ADM Spyck Germany soy crush facility
The move to processing non-GMO soybeans at ADM's Spyck, Germany facility is a part of the company’s growth plan.
Photo courtesy of ADM.
SPYCK, GERMANY —Archer Daniels Midland Co. (ADM) has begun crushing its first non-GMO soybeans at its facility in Spyck, in northwestern Germany. Located close to the Dutch border, the site was previously only used to crush rape and sunflower seeds. The new switch capacity is part of ADM’s long-term strategy to expand its network of European soy processing plants, enabling it to better service its soybean meal customers and support local farmers in increasing the region’s soybean acreage. 

“The extended soybean crushing capacity in Spyck will help us meet customer demand as the European non-GMO soybean market continues to grow,” said Jon Turney, general manager, European soybean crush at ADM. “The additional flexibility that we now have also gives us the ability to quickly respond to changing market dynamics for rape, sunflower and soy in the future.”

ADM also crushes non-GMO soybeans at its facility in Straubing, Germany. In the past year, it has been working with farmers and industry accreditation bodies to create further opportunities to grow and market soybeans across northwest Europe. 

“We are committed to growing the soybean industry in this region, and we are working hard to help farmers in France and along the Danube see the value of growing soybeans within their rotation,” said Rene van der Poel, commercial manager for oilseeds in Germany at ADM. 

The move to processing non-GMO soybeans is a part of the company’s growth plan.

“It is a great achievement for the team in Spyck to execute this latest step in our growth strategy, both on time and on budget,” said John Grossmann, president, European crush and origination. “Flexible crush capacities, scale and carefully managed production costs per unit all remain key to our ongoing success in the region over the long term.”

ADM has approximately 32,000 employees serving customers in more than 160 countries.
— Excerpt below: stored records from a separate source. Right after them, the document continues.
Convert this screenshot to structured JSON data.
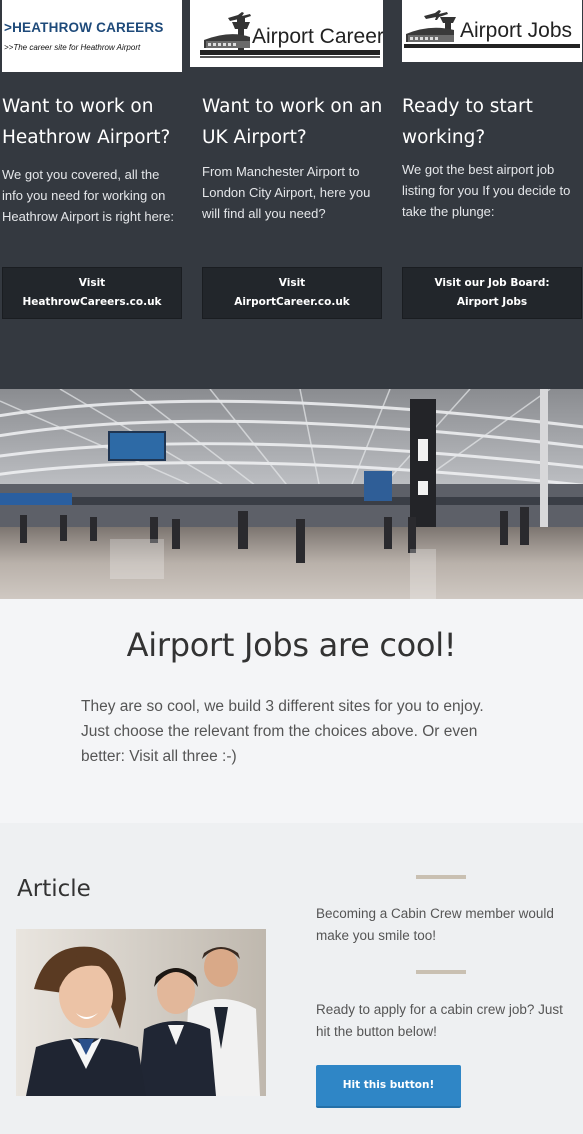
{
  "columns": [
    {
      "logo": {
        "title": ">HEATHROW CAREERS",
        "subtitle": ">>The career site for Heathrow Airport"
      },
      "heading": "Want to work on Heathrow Airport?",
      "text": "We got you covered, all the info you need for working on Heathrow Airport is right here:",
      "button": {
        "line1": "Visit",
        "line2": "HeathrowCareers.co.uk"
      }
    },
    {
      "logo": {
        "title": "Airport Career"
      },
      "heading": "Want to work on an UK Airport?",
      "text": "From Manchester Airport to London City Airport, here you will find all you need?",
      "button": {
        "line1": "Visit",
        "line2": "AirportCareer.co.uk"
      }
    },
    {
      "logo": {
        "title": "Airport Jobs"
      },
      "heading": "Ready to start working?",
      "text": "We got the best airport job listing for you If you decide to take the plunge:",
      "button": {
        "line1": "Visit our Job Board:",
        "line2": "Airport Jobs"
      }
    }
  ],
  "cool": {
    "title": "Airport Jobs are cool!",
    "text": "They are so cool, we build 3 different sites for you to enjoy. Just choose the relevant from the choices above. Or even better: Visit all three :-)"
  },
  "article": {
    "title": "Article",
    "text1": "Becoming a Cabin Crew member would make you smile too!",
    "text2": "Ready to apply for a cabin crew job? Just hit the button below!",
    "button_label": "Hit this button!"
  },
  "colors": {
    "dark_band": "#343940",
    "button_dark": "#22262b",
    "button_blue": "#2f86c6",
    "logo_blue": "#1e4a7a"
  }
}
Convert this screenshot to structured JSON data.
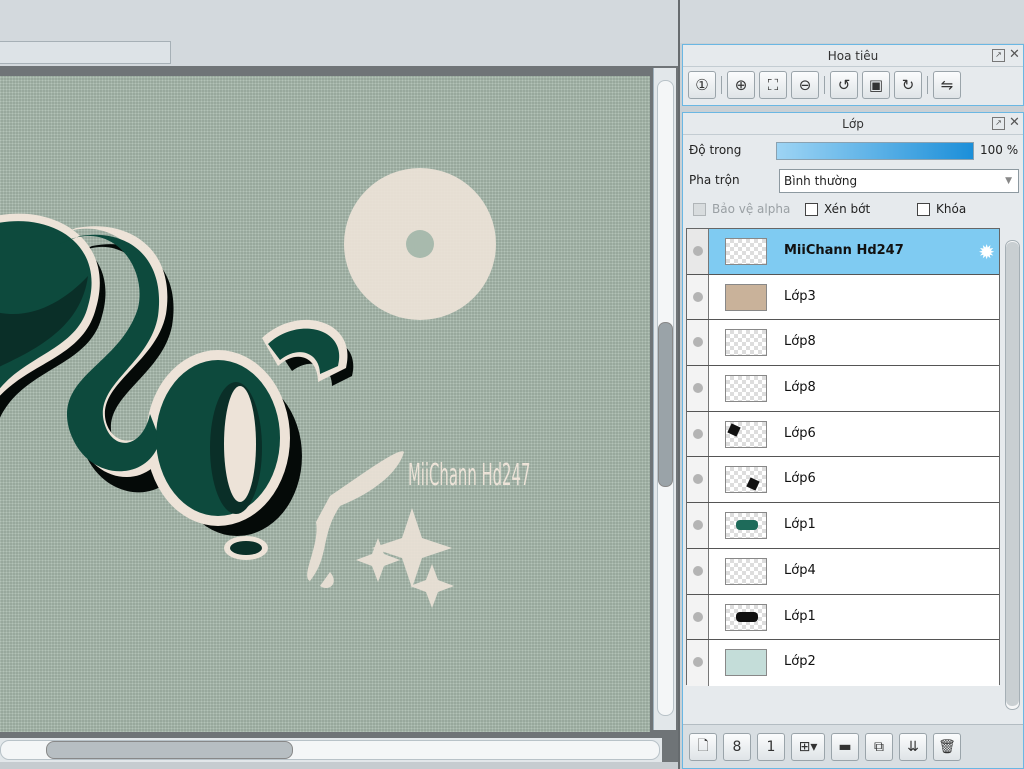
{
  "canvas": {
    "watermark": "MiiChann Hd247"
  },
  "navigator": {
    "title": "Hoa tiêu",
    "tools": [
      {
        "icon": "zoom-actual-icon",
        "glyph": "①"
      },
      {
        "icon": "zoom-in-icon",
        "glyph": "⊕"
      },
      {
        "icon": "fit-screen-icon",
        "glyph": "⛶"
      },
      {
        "icon": "zoom-out-icon",
        "glyph": "⊖"
      },
      {
        "icon": "rotate-left-icon",
        "glyph": "↺"
      },
      {
        "icon": "reset-view-icon",
        "glyph": "▣"
      },
      {
        "icon": "rotate-right-icon",
        "glyph": "↻"
      },
      {
        "icon": "flip-horizontal-icon",
        "glyph": "⇋"
      }
    ]
  },
  "layer_panel": {
    "title": "Lớp",
    "opacity_label": "Độ trong",
    "opacity_value": "100 %",
    "opacity": 1.0,
    "blend_label": "Pha trộn",
    "blend_value": "Bình thường",
    "protect_alpha": "Bảo vệ alpha",
    "clipping": "Xén bớt",
    "lock": "Khóa",
    "layers": [
      {
        "name": "MiiChann Hd247",
        "thumb": "checker",
        "selected": true
      },
      {
        "name": "Lớp3",
        "thumb": "tan",
        "selected": false
      },
      {
        "name": "Lớp8",
        "thumb": "checker",
        "selected": false
      },
      {
        "name": "Lớp8",
        "thumb": "checker",
        "selected": false
      },
      {
        "name": "Lớp6",
        "thumb": "checker",
        "selected": false
      },
      {
        "name": "Lớp6",
        "thumb": "checker",
        "selected": false
      },
      {
        "name": "Lớp1",
        "thumb": "checker",
        "selected": false
      },
      {
        "name": "Lớp4",
        "thumb": "checker",
        "selected": false
      },
      {
        "name": "Lớp1",
        "thumb": "checker",
        "selected": false
      },
      {
        "name": "Lớp2",
        "thumb": "mint",
        "selected": false
      }
    ],
    "bottom_tools": [
      {
        "icon": "new-layer-icon",
        "glyph": "🗋"
      },
      {
        "icon": "new-8bit-layer-icon",
        "glyph": "8"
      },
      {
        "icon": "new-1bit-layer-icon",
        "glyph": "1"
      },
      {
        "icon": "new-layer-menu-icon",
        "glyph": "⊞▾"
      },
      {
        "icon": "new-folder-icon",
        "glyph": "▬"
      },
      {
        "icon": "duplicate-layer-icon",
        "glyph": "⧉"
      },
      {
        "icon": "merge-down-icon",
        "glyph": "⇊"
      },
      {
        "icon": "delete-layer-icon",
        "glyph": "🗑"
      }
    ]
  },
  "colors": {
    "accent": "#7fcbf2",
    "canvas_bg": "#a8baad",
    "letter_green": "#0d4a3d",
    "cream": "#ede3d8"
  }
}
With a global value chain that includes approximately 500 crop procurement locations, 250 ingredient manufacturing facilities, 38 innovation centers and a crop transportation network, ADM connects the harvest to the home, making products for food, animal feed, industrial and energy uses.